I attended the University of Wisconsin in Madison in the early 70’s (enough said).  Since then, from survival camping to learning  to speak Navajo to overhauling industrial turbine engines to my passion for coral reef aquaria – my life choices have always leaned a bit to the road-less-traveled.   Somewhere along the line, I detoured into family life and  we have 4 amazing sons, who bring their own adventures into my world and to this day keep me motivated and enjoying life.  [My sweet husband/best friend isn’t a detour.   We’re traveling this road together all the way.]

But, to be honest, I had settled for a long while, into living inside the box.  You know.  The ticky-tacky construction Steve Jobs talks about in that 47 sec clip that’s making the rounds.   I went to work, and even though I loved and valued what I did, it was long hours and very high stress.  It took a toll on my family and my health.  A few years ago, a couple of health crises made it perfectly clear:   choose to do whatever it takes to live life on my own terms for whatever time I’m given – or settle for rolling inexorably down that broader path.

It is true that I’m somewhere around mid-life – even for an optimist.  At the same time, assuming my life choices are healthy, I may have another 40 years I plan to truly enjoy.   To build a business or write a novel or hike the Wonderland trail.   Hopefully to leave the world a little better in some way.

Thinking of  Steve Jobs, if you haven’t listened to his commencement address at Stanford recently, it deserves a replay.  In fact, we probably should replay it monthly, anyway, as a reminder.

Or follow Chris Guillebeau at The Art of Non-Conformity.  Start with this week’s blog about his new manifesto.   He’s no-where near a mid-life crisis.  But he understands.


This is the beginning of a new day. God has given me this day to use as I will. I can waste it or use it for good. But what I do today is important because I’m exchanging a day of my life for it.

When tomorrow comes this day will be gone forever, leaving in its place that which I have traded. I want it to be gain not loss, good not evil, success not failure.

I know I shall not regret the price I have paid for it because the future is just a whole string of now’s!  ~Lou Holtz

Parents and kids November 29, 2011

Posted by Barbara in Art.

Family faces are magic mirrors.  Looking at people who belong to us, we see the past, present, and future.  ~Gail Lumet Buckley

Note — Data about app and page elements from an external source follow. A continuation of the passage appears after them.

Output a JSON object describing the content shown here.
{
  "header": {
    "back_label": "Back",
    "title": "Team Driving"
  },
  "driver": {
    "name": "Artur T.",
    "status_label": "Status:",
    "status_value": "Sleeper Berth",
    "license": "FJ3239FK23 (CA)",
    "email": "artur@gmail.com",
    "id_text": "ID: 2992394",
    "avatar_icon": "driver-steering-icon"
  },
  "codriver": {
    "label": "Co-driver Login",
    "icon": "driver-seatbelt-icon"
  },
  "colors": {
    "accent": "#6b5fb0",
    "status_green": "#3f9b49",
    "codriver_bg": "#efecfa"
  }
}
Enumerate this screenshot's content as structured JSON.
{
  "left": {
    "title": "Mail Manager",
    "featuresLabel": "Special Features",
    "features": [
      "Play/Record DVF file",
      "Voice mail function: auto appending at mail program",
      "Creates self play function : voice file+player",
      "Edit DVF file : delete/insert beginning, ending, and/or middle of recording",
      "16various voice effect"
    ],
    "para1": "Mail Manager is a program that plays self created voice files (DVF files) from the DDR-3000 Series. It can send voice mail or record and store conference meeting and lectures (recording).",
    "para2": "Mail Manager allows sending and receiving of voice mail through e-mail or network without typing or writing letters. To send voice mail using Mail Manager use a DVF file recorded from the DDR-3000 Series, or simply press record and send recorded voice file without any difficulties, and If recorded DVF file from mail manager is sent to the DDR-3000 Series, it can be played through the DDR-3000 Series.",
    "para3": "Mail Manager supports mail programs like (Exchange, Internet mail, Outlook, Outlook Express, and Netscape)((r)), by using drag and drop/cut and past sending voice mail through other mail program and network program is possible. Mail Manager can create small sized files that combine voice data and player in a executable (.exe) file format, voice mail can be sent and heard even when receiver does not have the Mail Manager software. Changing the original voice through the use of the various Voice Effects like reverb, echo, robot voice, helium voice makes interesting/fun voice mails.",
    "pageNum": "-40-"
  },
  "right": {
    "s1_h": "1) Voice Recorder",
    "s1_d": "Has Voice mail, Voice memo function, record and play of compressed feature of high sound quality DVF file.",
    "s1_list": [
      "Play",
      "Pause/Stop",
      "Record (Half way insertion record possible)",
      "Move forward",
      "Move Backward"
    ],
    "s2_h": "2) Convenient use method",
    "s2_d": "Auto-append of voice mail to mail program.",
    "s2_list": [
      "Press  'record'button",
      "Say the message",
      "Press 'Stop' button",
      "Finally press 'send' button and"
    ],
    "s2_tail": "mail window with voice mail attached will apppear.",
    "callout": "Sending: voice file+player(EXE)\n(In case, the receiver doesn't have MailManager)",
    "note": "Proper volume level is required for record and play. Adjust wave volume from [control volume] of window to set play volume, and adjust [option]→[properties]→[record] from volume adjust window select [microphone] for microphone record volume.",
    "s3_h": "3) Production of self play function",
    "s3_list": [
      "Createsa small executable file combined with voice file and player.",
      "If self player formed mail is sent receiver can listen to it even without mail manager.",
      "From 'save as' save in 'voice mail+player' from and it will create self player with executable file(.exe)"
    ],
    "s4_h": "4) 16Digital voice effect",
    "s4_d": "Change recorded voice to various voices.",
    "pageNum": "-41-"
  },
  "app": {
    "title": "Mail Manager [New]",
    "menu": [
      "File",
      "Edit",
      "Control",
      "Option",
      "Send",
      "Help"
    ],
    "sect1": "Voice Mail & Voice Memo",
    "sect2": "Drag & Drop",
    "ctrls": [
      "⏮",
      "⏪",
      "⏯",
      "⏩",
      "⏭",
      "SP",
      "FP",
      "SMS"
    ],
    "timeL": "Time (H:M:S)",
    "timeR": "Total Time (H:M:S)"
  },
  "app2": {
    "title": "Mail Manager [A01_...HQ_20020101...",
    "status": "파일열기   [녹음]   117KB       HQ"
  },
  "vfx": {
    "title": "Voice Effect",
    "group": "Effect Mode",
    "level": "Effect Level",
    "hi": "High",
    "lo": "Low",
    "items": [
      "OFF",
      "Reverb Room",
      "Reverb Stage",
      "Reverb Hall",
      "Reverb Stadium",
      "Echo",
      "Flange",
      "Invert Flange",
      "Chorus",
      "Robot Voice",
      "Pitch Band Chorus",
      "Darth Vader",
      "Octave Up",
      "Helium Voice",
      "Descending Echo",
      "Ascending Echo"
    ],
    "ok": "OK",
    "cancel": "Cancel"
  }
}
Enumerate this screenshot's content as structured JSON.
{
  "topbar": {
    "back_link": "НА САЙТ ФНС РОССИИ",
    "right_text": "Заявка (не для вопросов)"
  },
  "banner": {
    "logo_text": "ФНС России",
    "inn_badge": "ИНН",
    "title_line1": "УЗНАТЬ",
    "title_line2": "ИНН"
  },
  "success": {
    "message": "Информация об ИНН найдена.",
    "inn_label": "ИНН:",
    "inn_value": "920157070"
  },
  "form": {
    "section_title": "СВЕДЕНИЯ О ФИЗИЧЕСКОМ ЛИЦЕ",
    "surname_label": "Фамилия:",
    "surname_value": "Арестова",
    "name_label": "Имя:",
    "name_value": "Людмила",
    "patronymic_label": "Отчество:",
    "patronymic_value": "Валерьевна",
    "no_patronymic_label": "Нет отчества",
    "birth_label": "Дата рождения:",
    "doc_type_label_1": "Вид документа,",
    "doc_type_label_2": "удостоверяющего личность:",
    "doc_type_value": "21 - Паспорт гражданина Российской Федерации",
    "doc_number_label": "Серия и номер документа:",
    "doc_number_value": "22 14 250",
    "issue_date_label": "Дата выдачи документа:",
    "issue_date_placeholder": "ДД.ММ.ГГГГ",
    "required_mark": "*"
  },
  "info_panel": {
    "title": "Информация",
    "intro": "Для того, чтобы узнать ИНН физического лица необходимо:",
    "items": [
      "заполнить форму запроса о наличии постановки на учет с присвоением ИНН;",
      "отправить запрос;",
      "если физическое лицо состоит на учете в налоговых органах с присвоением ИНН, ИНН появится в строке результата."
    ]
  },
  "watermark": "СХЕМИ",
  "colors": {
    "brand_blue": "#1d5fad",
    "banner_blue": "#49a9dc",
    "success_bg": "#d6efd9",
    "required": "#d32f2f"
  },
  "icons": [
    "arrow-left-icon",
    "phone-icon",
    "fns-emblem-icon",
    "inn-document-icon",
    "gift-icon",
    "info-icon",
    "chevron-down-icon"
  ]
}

We had an awesome Thanksgiving. I hope you did, too.

We were blessed with having all our sons (and a couple of really special girlfriends) AND both my parents AND my brother and his sweet wife (one of my very closest friends starting in our high school days) enjoying the Texas hill country. It was a rare treat for us to be all together. Nothing says ‘family’ like the smiles and hugs shared in such magic times.


“Call it a clan, call it a network, call it a tribe, call it a family. Whatever you call it, whoever you are, you need one.” ~Jane Howard